in April of 2005. How about… “We have found
the bones of Amelia Earhardt! News at 11.”
Not only would we have to fool the current
experts with all their 21st century technology and data into
believing that these are indeed her remains, but we would
also have to invent some techniques and processes to use in
our hoax, that will be able to withstand the scrutiny of technologies,
that will not have been developed until 2505!
Wish us luck. We’ll drop you a line and let you know
how it’s going.
Bobby Short and The Plaza:
The Passing of a Certain Style
On March 21, 2005, that bon vivant and impeccably
tailored Bobby Short, the quintessential
cabaret singer-pianist who presided at the Café Carlyle
these last 37 years, passed away at age 80.
On April 30, 2005, The Plaza
Hotel, a landmark Beux-Arts building, that has
stood at the corner of Fifth Avenue and Central Park South
since 1900, will cease to exist in its current form. It will
be transformed into a combination hotel, deluxe apartment
building and shopping center.
We could not help but note a connectedness
in these two news items, that goes beyond their chronological
proximity— that is to say, “the passing of a certain
For example, rarely do people go to venues
where the entertainment consists merely of “man with
piano”… and a repertoire of Cole Porter tunes.
Nor do they “dress up” much any more either (especially
men, with the long ago passing of formal hats and now ties).
Also, rarely does the prospect of a snifter
of brandy, or “High Tea” at places such as the
Oakwood Bar or Palm Court at The Plaza, do much for
a “24/7” mentality; a people too much on the go,
to stop and take the time such subtle pleasures take. “Old

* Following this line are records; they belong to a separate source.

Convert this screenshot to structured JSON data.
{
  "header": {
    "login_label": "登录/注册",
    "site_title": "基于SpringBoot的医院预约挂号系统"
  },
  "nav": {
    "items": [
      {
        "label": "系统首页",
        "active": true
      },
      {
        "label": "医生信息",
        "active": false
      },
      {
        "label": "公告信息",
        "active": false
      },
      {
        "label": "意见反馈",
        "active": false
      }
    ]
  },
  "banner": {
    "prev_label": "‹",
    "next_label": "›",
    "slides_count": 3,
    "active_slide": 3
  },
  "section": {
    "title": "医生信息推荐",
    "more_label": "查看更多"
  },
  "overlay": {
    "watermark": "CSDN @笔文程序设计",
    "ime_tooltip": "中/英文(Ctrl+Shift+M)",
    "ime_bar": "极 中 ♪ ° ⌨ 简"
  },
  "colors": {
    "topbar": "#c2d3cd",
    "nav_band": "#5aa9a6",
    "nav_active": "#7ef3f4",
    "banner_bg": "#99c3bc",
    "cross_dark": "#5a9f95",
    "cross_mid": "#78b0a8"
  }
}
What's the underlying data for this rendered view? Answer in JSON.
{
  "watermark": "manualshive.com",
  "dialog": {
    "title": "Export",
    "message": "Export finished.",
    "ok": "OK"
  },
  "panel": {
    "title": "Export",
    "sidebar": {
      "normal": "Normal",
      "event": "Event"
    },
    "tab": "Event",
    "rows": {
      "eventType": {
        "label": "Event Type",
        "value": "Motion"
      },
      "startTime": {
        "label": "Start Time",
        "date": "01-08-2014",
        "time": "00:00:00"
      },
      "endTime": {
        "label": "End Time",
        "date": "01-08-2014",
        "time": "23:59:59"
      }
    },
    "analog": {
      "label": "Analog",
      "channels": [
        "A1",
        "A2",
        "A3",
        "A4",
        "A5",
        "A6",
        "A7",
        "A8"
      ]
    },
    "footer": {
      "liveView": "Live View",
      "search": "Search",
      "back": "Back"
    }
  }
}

World” elegance and sophistication often seem affected
and anachronistic, in a culture becoming decidedly more and
more “low brow”— and proud of it!
But, this is not about nostalgia; it’s
about anthropology. It’s about the inevitable evolution
of tastes and styles in music, costume and romance.
It’s also about small regrets for not
having experienced in “real time”, for better
or worse, pieces of an age in which one has lived.
We never got to see Bobby Short, though we
made many promises to ourselves to do so one day. And now
We also had never gotten around to staying
at The Plaza. That is until now; less than a month before
it too will have been gone. We are glad to have done so. Life
is “short”. No pun intended.
April: National Poetry Month
A half dozen or so years ago, April was so
designated as you see above. Which is ironic given the line
from T.S. Eliot’s classic poem The
“April is the cruelest
T.S. aside and in celebration of poetry which
this month honors, we offer a small poem we wrote many years
ago which was published in a lit mag, whose name we can’t
Nor any courses like a Page
Of prancing Poetry—